## Source records
========================

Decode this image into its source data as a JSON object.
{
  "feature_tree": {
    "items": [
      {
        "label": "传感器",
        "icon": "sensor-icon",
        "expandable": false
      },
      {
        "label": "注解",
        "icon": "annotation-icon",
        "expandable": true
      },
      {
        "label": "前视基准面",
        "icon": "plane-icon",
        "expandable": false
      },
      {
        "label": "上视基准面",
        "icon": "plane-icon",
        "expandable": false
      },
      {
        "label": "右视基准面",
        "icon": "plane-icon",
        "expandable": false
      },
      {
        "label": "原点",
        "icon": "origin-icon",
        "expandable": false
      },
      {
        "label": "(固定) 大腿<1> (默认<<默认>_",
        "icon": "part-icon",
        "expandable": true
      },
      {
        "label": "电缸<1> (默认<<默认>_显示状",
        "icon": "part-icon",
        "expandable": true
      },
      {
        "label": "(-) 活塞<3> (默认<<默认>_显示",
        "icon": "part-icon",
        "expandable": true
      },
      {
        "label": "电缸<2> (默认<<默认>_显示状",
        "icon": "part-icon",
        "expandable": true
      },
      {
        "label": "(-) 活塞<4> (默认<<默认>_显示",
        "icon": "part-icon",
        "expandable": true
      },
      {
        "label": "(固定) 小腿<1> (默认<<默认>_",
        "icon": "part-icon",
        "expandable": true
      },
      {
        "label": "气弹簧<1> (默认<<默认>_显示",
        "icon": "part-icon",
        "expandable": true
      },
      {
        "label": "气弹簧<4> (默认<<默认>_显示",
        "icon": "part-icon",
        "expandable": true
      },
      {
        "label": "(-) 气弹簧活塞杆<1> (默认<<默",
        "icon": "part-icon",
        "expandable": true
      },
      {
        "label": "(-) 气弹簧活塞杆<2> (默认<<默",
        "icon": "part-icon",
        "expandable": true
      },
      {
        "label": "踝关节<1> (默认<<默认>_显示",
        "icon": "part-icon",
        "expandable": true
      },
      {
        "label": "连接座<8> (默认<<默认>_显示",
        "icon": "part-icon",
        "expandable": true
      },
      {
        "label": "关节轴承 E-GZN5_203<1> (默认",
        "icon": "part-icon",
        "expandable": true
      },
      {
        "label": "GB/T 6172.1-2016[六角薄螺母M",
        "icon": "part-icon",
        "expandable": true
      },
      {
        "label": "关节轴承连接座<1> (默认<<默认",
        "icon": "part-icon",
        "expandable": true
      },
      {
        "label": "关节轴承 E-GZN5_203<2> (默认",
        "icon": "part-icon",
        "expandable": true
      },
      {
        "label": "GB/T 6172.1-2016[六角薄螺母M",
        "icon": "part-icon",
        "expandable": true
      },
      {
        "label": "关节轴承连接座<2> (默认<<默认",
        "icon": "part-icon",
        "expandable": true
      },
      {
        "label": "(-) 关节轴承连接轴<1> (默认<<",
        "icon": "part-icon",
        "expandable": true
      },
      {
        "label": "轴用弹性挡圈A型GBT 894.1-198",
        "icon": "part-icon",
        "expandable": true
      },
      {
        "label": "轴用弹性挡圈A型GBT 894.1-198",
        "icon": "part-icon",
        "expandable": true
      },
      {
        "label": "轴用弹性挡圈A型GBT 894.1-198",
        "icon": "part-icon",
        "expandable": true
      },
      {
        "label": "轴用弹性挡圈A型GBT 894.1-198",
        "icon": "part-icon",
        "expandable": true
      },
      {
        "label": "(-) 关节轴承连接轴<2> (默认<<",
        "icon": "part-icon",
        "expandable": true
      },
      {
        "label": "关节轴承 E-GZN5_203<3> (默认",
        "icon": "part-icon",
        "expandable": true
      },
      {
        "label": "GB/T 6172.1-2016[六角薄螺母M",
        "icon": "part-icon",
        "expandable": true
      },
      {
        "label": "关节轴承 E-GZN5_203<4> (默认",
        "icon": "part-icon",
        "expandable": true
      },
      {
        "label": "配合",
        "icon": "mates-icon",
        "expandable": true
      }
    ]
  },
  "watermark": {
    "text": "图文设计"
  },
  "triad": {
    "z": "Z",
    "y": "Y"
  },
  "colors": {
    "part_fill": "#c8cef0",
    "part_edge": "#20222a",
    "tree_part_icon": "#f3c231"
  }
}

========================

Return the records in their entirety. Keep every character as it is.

Decode this image into its source data as a JSON object.
{
  "feature_tree": {
    "items": [
      {
        "label": "传感器",
        "icon": "sensor-icon",
        "expandable": false
      },
      {
        "label": "注解",
        "icon": "annotation-icon",
        "expandable": true
      },
      {
        "label": "前视基准面",
        "icon": "plane-icon",
        "expandable": false
      },
      {
        "label": "上视基准面",
        "icon": "plane-icon",
        "expandable": false
      },
      {
        "label": "右视基准面",
        "icon": "plane-icon",
        "expandable": false
      },
      {
        "label": "原点",
        "icon": "origin-icon",
        "expandable": false
      },
      {
        "label": "(固定) 大腿<1> (默认<<默认>_",
        "icon": "part-icon",
        "expandable": true
      },
      {
        "label": "电缸<1> (默认<<默认>_显示状",
        "icon": "part-icon",
        "expandable": true
      },
      {
        "label": "(-) 活塞<3> (默认<<默认>_显示",
        "icon": "part-icon",
        "expandable": true
      },
      {
        "label": "电缸<2> (默认<<默认>_显示状",
        "icon": "part-icon",
        "expandable": true
      },
      {
        "label": "(-) 活塞<4> (默认<<默认>_显示",
        "icon": "part-icon",
        "expandable": true
      },
      {
        "label": "(固定) 小腿<1> (默认<<默认>_",
        "icon": "part-icon",
        "expandable": true
      },
      {
        "label": "气弹簧<1> (默认<<默认>_显示",
        "icon": "part-icon",
        "expandable": true
      },
      {
        "label": "气弹簧<4> (默认<<默认>_显示",
        "icon": "part-icon",
        "expandable": true
      },
      {
        "label": "(-) 气弹簧活塞杆<1> (默认<<默",
        "icon": "part-icon",
        "expandable": true
      },
      {
        "label": "(-) 气弹簧活塞杆<2> (默认<<默",
        "icon": "part-icon",
        "expandable": true
      },
      {
        "label": "踝关节<1> (默认<<默认>_显示",
        "icon": "part-icon",
        "expandable": true
      },
      {
        "label": "连接座<8> (默认<<默认>_显示",
        "icon": "part-icon",
        "expandable": true
      },
      {
        "label": "关节轴承 E-GZN5_203<1> (默认",
        "icon": "part-icon",
        "expandable": true
      },
      {
        "label": "GB/T 6172.1-2016[六角薄螺母M",
        "icon": "part-icon",
        "expandable": true
      },
      {
        "label": "关节轴承连接座<1> (默认<<默认",
        "icon": "part-icon",
        "expandable": true
      },
      {
        "label": "关节轴承 E-GZN5_203<2> (默认",
        "icon": "part-icon",
        "expandable": true
      },
      {
        "label": "GB/T 6172.1-2016[六角薄螺母M",
        "icon": "part-icon",
        "expandable": true
      },
      {
        "label": "关节轴承连接座<2> (默认<<默认",
        "icon": "part-icon",
        "expandable": true
      },
      {
        "label": "(-) 关节轴承连接轴<1> (默认<<",
        "icon": "part-icon",
        "expandable": true
      },
      {
        "label": "轴用弹性挡圈A型GBT 894.1-198",
        "icon": "part-icon",
        "expandable": true
      },
      {
        "label": "轴用弹性挡圈A型GBT 894.1-198",
        "icon": "part-icon",
        "expandable": true
      },
      {
        "label": "轴用弹性挡圈A型GBT 894.1-198",
        "icon": "part-icon",
        "expandable": true
      },
      {
        "label": "轴用弹性挡圈A型GBT 894.1-198",
        "icon": "part-icon",
        "expandable": true
      },
      {
        "label": "(-) 关节轴承连接轴<2> (默认<<",
        "icon": "part-icon",
        "expandable": true
      },
      {
        "label": "关节轴承 E-GZN5_203<3> (默认",
        "icon": "part-icon",
        "expandable": true
      },
      {
        "label": "GB/T 6172.1-2016[六角薄螺母M",
        "icon": "part-icon",
        "expandable": true
      },
      {
        "label": "关节轴承 E-GZN5_203<4> (默认",
        "icon": "part-icon",
        "expandable": true
      },
      {
        "label": "配合",
        "icon": "mates-icon",
        "expandable": true
      }
    ]
  },
  "watermark": {
    "text": "图文设计"
  },
  "triad": {
    "z": "Z",
    "y": "Y"
  },
  "colors": {
    "part_fill": "#c8cef0",
    "part_edge": "#20222a",
    "tree_part_icon": "#f3c231"
  }
}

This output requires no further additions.